Segment Open

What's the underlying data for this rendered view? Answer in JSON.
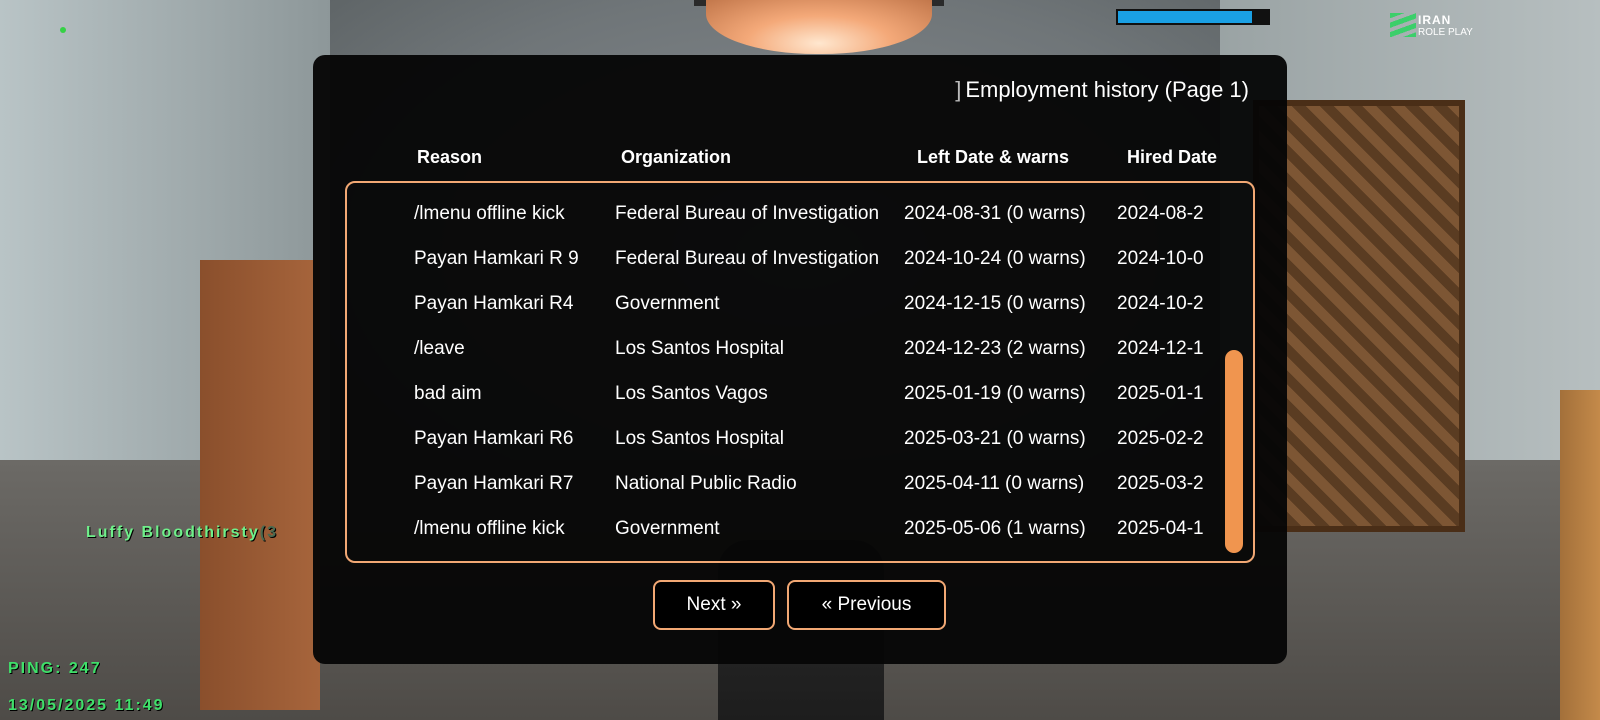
{
  "hud": {
    "health_fraction": 0.89,
    "logo_line1": "IRAN",
    "logo_line2": "ROLE PLAY",
    "nametag": "Luffy Bloodthirsty",
    "nametag_extra": "(3",
    "ping": "PING: 247",
    "datetime": "13/05/2025 11:49"
  },
  "dialog": {
    "title_bracket": "]",
    "title": "Employment history (Page 1)",
    "columns": {
      "reason": "Reason",
      "organization": "Organization",
      "left_date": "Left Date & warns",
      "hired_date": "Hired Date"
    },
    "rows": [
      {
        "reason": "/lmenu offline kick",
        "organization": "Federal Bureau of Investigation",
        "left": "2024-08-31 (0 warns)",
        "hired": "2024-08-2"
      },
      {
        "reason": "Payan Hamkari R 9",
        "organization": "Federal Bureau of Investigation",
        "left": "2024-10-24 (0 warns)",
        "hired": "2024-10-0"
      },
      {
        "reason": "Payan Hamkari R4",
        "organization": "Government",
        "left": "2024-12-15 (0 warns)",
        "hired": "2024-10-2"
      },
      {
        "reason": "/leave",
        "organization": "Los Santos Hospital",
        "left": "2024-12-23 (2 warns)",
        "hired": "2024-12-1"
      },
      {
        "reason": "bad aim",
        "organization": "Los Santos Vagos",
        "left": "2025-01-19 (0 warns)",
        "hired": "2025-01-1"
      },
      {
        "reason": "Payan Hamkari R6",
        "organization": "Los Santos Hospital",
        "left": "2025-03-21 (0 warns)",
        "hired": "2025-02-2"
      },
      {
        "reason": "Payan Hamkari R7",
        "organization": "National Public Radio",
        "left": "2025-04-11 (0 warns)",
        "hired": "2025-03-2"
      },
      {
        "reason": "/lmenu offline kick",
        "organization": "Government",
        "left": "2025-05-06 (1 warns)",
        "hired": "2025-04-1"
      }
    ],
    "scroll": {
      "start_fraction": 0.44,
      "size_fraction": 0.56
    },
    "buttons": {
      "next": "Next »",
      "previous": "« Previous"
    }
  },
  "colors": {
    "accent": "#f2a874",
    "scrollbar": "#f0954f",
    "hud_green": "#3fe06a",
    "health_bar": "#1aa0e4"
  }
}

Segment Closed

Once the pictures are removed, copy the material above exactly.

RESULT OF THE EXERCISE.
What's the underlying data for this rendered view? Answer in JSON.
{
  "hud": {
    "health_fraction": 0.89,
    "logo_line1": "IRAN",
    "logo_line2": "ROLE PLAY",
    "nametag": "Luffy Bloodthirsty",
    "nametag_extra": "(3",
    "ping": "PING: 247",
    "datetime": "13/05/2025 11:49"
  },
  "dialog": {
    "title_bracket": "]",
    "title": "Employment history (Page 1)",
    "columns": {
      "reason": "Reason",
      "organization": "Organization",
      "left_date": "Left Date & warns",
      "hired_date": "Hired Date"
    },
    "rows": [
      {
        "reason": "/lmenu offline kick",
        "organization": "Federal Bureau of Investigation",
        "left": "2024-08-31 (0 warns)",
        "hired": "2024-08-2"
      },
      {
        "reason": "Payan Hamkari R 9",
        "organization": "Federal Bureau of Investigation",
        "left": "2024-10-24 (0 warns)",
        "hired": "2024-10-0"
      },
      {
        "reason": "Payan Hamkari R4",
        "organization": "Government",
        "left": "2024-12-15 (0 warns)",
        "hired": "2024-10-2"
      },
      {
        "reason": "/leave",
        "organization": "Los Santos Hospital",
        "left": "2024-12-23 (2 warns)",
        "hired": "2024-12-1"
      },
      {
        "reason": "bad aim",
        "organization": "Los Santos Vagos",
        "left": "2025-01-19 (0 warns)",
        "hired": "2025-01-1"
      },
      {
        "reason": "Payan Hamkari R6",
        "organization": "Los Santos Hospital",
        "left": "2025-03-21 (0 warns)",
        "hired": "2025-02-2"
      },
      {
        "reason": "Payan Hamkari R7",
        "organization": "National Public Radio",
        "left": "2025-04-11 (0 warns)",
        "hired": "2025-03-2"
      },
      {
        "reason": "/lmenu offline kick",
        "organization": "Government",
        "left": "2025-05-06 (1 warns)",
        "hired": "2025-04-1"
      }
    ],
    "scroll": {
      "start_fraction": 0.44,
      "size_fraction": 0.56
    },
    "buttons": {
      "next": "Next »",
      "previous": "« Previous"
    }
  },
  "colors": {
    "accent": "#f2a874",
    "scrollbar": "#f0954f",
    "hud_green": "#3fe06a",
    "health_bar": "#1aa0e4"
  }
}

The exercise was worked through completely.